Is the offense a suggestion that women entice men into sex and then sometimes accuse them of rape or violence? That is a known sociological and legal phenomenon. I have a daughter; I am extremely sensitive to the possibility of her ever being raped or violently assaulted. I have sons (and friends with sons) who are stunned by the way that young women on campus nearly beg for sex. All? By no means. A surprising number? They say so.I'd like to say that I'm going to say this for the last time, but I'm sure I'll be repeating it for the rest of my life: consent is needed for every sexual encounter.
During my freshman year of college, I met a guy at a dance who I seemed to hit it off with. We started hanging out, and would spend a lot of time sitting around talking. It turned out he had a budding romantic interest in me, but I was typically clueless, and would sometimes tell him about men I was seeing and some of the gorier details of my love life. When this potential suitor eventually got around to cluing me in on his romantic intentions, I did my best to let him down easy, and figured we would still hang out and be friendly with each other. Unfortunately for both of us, he wasn't ready to give up after the first rejection. He kept in with the lovey-dovey talk, and eventually it turned rather ugly. He would come by my dorm room for a visit, and get on the subject of why I wasn't dating him, and eventually move on to discussion of other men in my life. The juxtaposition made his point obvious: you're a slut, so you might as well sleep with me. It didn't take me long to wise up, and he was the first person I have told outright that I didn't want to speak to them again. Ever.
I had the good fortune of being fished out of the dating pool soon after, but this attitude toward women who are at all open with their sexuality is something other friends have run into during their dating misadventures. I've even had ex-boyfriends try to hit me up for sex when I had moved on another relationship. There seem to be many that figure a broken hymen is shorthand for consent, and it belies a scary view of female autonomy.

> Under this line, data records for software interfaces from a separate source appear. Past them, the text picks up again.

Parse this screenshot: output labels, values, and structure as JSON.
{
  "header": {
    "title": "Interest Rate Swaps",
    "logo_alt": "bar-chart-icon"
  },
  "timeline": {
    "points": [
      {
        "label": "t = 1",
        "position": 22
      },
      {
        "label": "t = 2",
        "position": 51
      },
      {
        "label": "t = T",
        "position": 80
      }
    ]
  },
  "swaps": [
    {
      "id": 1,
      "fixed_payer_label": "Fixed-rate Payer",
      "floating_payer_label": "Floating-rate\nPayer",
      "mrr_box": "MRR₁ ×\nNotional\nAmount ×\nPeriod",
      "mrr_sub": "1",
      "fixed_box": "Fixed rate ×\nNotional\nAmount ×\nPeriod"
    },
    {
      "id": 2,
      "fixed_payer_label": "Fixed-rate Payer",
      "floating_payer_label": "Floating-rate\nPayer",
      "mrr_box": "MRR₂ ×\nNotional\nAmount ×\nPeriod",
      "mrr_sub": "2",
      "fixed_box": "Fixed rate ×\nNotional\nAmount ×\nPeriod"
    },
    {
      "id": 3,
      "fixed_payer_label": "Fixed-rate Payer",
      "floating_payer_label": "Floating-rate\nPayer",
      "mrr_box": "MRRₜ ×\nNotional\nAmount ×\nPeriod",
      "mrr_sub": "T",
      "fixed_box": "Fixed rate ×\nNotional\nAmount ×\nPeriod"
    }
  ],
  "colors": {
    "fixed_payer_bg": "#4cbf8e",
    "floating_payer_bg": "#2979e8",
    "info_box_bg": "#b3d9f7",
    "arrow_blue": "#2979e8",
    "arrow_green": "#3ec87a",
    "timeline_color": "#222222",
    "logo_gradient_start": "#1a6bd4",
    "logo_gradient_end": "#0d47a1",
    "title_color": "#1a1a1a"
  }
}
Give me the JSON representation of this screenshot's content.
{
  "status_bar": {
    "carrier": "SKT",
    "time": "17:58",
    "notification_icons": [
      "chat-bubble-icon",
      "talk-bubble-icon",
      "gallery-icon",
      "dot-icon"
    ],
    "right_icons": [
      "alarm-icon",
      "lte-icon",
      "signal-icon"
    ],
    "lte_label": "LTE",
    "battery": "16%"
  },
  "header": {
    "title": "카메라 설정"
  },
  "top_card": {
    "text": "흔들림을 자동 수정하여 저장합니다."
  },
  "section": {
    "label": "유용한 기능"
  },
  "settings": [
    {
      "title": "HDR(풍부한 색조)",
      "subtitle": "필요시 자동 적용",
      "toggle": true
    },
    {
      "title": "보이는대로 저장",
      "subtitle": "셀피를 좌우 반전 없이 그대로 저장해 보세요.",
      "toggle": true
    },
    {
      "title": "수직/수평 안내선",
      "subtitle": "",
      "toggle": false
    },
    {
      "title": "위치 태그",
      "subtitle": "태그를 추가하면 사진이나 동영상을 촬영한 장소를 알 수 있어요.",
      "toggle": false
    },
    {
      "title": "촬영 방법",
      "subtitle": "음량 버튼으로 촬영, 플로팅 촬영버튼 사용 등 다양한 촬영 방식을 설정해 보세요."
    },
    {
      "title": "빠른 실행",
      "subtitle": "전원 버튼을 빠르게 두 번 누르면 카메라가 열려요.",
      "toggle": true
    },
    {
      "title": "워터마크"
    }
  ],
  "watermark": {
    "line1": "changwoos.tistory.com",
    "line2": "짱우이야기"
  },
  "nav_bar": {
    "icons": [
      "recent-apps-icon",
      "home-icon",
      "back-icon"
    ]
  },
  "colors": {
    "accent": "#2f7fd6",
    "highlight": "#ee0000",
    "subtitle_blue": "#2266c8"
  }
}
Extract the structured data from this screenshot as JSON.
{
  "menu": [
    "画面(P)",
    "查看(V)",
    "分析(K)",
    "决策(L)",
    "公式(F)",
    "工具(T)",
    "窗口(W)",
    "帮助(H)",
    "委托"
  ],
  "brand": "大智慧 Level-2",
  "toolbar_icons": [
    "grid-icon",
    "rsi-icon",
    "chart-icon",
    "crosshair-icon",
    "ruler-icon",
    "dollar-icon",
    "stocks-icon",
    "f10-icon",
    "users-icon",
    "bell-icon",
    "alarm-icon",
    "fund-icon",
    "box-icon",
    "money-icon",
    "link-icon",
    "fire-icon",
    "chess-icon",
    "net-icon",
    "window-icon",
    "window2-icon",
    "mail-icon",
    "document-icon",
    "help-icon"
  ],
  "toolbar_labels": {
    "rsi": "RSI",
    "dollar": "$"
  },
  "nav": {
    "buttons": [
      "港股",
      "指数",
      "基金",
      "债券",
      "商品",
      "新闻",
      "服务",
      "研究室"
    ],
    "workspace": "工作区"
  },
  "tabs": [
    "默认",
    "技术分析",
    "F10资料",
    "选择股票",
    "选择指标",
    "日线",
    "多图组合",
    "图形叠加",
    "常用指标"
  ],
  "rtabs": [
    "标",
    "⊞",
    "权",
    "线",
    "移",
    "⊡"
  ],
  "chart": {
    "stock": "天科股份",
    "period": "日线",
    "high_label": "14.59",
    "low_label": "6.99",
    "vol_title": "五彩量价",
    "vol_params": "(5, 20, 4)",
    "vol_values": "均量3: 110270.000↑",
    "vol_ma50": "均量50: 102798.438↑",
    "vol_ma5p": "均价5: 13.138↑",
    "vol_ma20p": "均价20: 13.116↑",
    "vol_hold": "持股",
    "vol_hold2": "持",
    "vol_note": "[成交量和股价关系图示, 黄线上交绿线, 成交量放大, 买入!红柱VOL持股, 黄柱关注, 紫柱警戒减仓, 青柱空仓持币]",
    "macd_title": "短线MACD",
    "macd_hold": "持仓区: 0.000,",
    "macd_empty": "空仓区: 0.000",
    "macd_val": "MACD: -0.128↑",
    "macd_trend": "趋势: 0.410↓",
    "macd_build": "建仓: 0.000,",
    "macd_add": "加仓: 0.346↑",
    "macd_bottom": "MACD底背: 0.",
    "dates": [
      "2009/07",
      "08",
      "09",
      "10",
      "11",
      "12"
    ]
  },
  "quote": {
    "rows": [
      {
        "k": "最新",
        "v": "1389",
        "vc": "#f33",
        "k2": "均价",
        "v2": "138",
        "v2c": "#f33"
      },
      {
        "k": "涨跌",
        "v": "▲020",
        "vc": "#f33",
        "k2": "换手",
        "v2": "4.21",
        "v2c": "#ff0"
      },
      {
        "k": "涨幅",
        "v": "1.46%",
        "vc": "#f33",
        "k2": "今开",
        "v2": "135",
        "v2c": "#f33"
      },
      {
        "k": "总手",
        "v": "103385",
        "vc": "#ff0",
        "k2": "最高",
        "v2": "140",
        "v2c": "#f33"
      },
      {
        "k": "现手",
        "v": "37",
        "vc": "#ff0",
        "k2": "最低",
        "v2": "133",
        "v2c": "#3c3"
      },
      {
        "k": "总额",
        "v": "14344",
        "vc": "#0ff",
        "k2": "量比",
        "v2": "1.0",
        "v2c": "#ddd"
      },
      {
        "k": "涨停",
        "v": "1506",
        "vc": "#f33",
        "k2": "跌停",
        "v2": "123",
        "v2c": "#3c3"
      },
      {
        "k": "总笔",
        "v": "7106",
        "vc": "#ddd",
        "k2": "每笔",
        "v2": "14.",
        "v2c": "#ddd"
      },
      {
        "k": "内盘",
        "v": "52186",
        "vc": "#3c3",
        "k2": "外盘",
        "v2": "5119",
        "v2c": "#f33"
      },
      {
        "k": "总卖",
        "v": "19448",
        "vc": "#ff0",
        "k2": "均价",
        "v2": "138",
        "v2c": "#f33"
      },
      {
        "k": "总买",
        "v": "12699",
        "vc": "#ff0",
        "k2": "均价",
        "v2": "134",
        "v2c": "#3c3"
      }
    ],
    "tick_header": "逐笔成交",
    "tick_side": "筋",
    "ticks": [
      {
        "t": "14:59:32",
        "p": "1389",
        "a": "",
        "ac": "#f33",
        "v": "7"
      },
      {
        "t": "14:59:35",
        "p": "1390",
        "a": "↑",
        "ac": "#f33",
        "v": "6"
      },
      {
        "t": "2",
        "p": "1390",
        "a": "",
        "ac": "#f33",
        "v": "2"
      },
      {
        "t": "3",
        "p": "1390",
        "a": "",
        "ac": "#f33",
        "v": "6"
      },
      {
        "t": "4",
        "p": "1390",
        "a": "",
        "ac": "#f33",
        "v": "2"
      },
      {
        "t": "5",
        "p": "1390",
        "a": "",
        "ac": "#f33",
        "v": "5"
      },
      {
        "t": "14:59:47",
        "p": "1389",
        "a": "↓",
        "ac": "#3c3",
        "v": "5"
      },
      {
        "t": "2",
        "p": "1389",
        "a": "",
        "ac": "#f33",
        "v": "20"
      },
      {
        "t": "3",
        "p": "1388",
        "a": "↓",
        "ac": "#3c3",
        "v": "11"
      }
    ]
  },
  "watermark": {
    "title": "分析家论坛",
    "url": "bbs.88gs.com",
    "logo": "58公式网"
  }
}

Even more frightening is the way it connects so easily to the virgin-fetishizing abstinence-only "education" (that is federally funded). I vomit a little in my mouth every time I hear someone encouraged to "save herself" for marriage. Oneself is more than their virginity, and it cannot be diminished by sex or any other act. Nothing gets used up or taken away by having romantic relationships or sexual relationships. At most, a healthy person can share themself emotionally and physically with another. Expecting anything more sets up a dynamic between people that necessarily facilitates rape, because consent is impossible when you're not empowered to give it.
Further in the blog conversation on the subject of what constitutes rape, Lipton says,
Of course, life goes on and the courts must act. Inevitably, they will (and do) reflect the vast societal confusion that accompanies a breakdown in social consensus.My response:
Most rape is of the non-violent, date rape sort, and very difficult to prosecute in our legal system. A victim's reduced capacity to consent or a victim's prior sexual history does not mitigate the fact that sex without consent is rape. Perhaps in the bad old days, women weren't allowed control over consent once dinner was bought for them or a ring put on their finger, but I for one am glad to have seen the "breakdown" of that particular social consensus. Let's all do our best to obliterate it, instead of propping it up with slut-shaming and misogyny.
Note: The first iteration of this post wasn't accurate in the who-said-what department, so I've edited it to reflect my understanding of what's gone down. I actually caught wind of the whole conversation by way of a third IS-R columnist in the paper on Sunday, so I am coming in late to party. Thanks to Serephin of 43rd State Blues for the pointer.